We should recall that the PR campaign to whip up American support for launching the first Gulf war in 1991 was professionally managed by what was then the world’s largest PR firm, Hill & Knowlton - so we shouldn’t rule out what could happen with respect to Syria. The neocon elements within the US administration want to turn Syria into a failed state, just as was done to Iraq, Afghanistan and Libya. It’s more of the same, and a human rights disaster.
4. While Tillerson and Trump have kept up the harsh rhetoric, Gen. Mattis said today that things won’t spiral out of control because it’s not in Russia’s interest. The memo quotes Russian Prime Minister Medvedev when he mentioned “absolute mistrust” between Russia and the US, and even speaks of nuclear war. While I agree that nuclear war is a threat, do you think the situation in Syria is dire to the point that a full-on war between the US and Russia could happen?
We should listen carefully to how Prime Minister Medvedev characterizes the state of the US-Russia relationship, since he is considered to be the most pro-Western person in the Putin administration. Not only did he mention mistrust—he said US-Russia relations have been “completely ruined.” Strong words! And if he is the most pro-Western of the Russian leadership, imagine what the rest of them think!

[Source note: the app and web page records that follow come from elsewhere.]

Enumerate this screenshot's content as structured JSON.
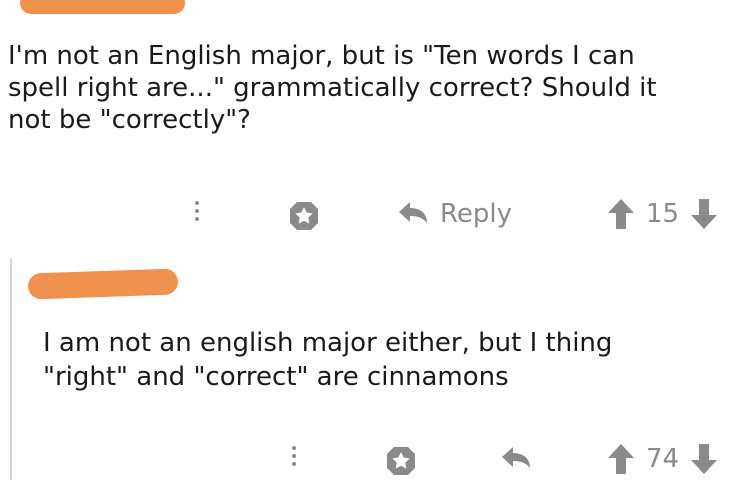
{
  "comments": [
    {
      "text_lines": [
        "I'm not an English major, but is \"Ten words I can",
        "spell right are...\" grammatically correct? Should it",
        "not be \"correctly\"?"
      ],
      "actions": {
        "reply_label": "Reply",
        "score": "15"
      }
    },
    {
      "text_lines": [
        "I am not an english major either, but I thing",
        "\"right\" and \"correct\" are cinnamons"
      ],
      "actions": {
        "reply_label": "",
        "score": "74"
      }
    }
  ],
  "colors": {
    "redaction": "#f0924e",
    "icon_gray": "#8a8a8a",
    "text": "#1a1a1b"
  },
  "icons": [
    "more-options-icon",
    "award-icon",
    "reply-arrow-icon",
    "upvote-icon",
    "downvote-icon"
  ]
}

We are already playing a game of dangerous brinksmanship with record numbers of US troops massed on the Russian border with Poland and the Baltic States, and with the largest-ever military maneuvers since World War II having taken place there in June of 2016 (“Operation Anaconda”). How would we feel about 30,000 Russian troops massed along our border with Mexico? Our government staged a coup in the Ukraine back in 2014. This is Russia’s backyard. We need to put ourselves in their shoes and consider their position.
Right now, US and Russian aircraft are flying in close proximity in Syrian airspace. Channels of communication have been shut down since the US launched its 59 Tomahawk cruise missiles at the Syrian airbase. There is hostile anti-Russian rhetoric coming from the US administration and from every major media outlet in the United States. Imagine what could happen if the US shot down a Russian jet (accidentally or otherwise) or bombed a Russian ground crew. Events could easily spiral out of control and could lead to the use of nuclear weapons on either side. I don’t think Russia wants war, but we are really pushing them to the edge. I don’t think we want to go there.
5. Going forward, what should the US and the international community do to put the issues surrounding Khan Shaikhun, including the nature of chemical weapons and increased distrust between US & Russia, to rest?
We need to bring diplomacy back and let cooler heads prevail. Both sides should convene immediately for a high-level summit to defuse tensions and restore a working relationship.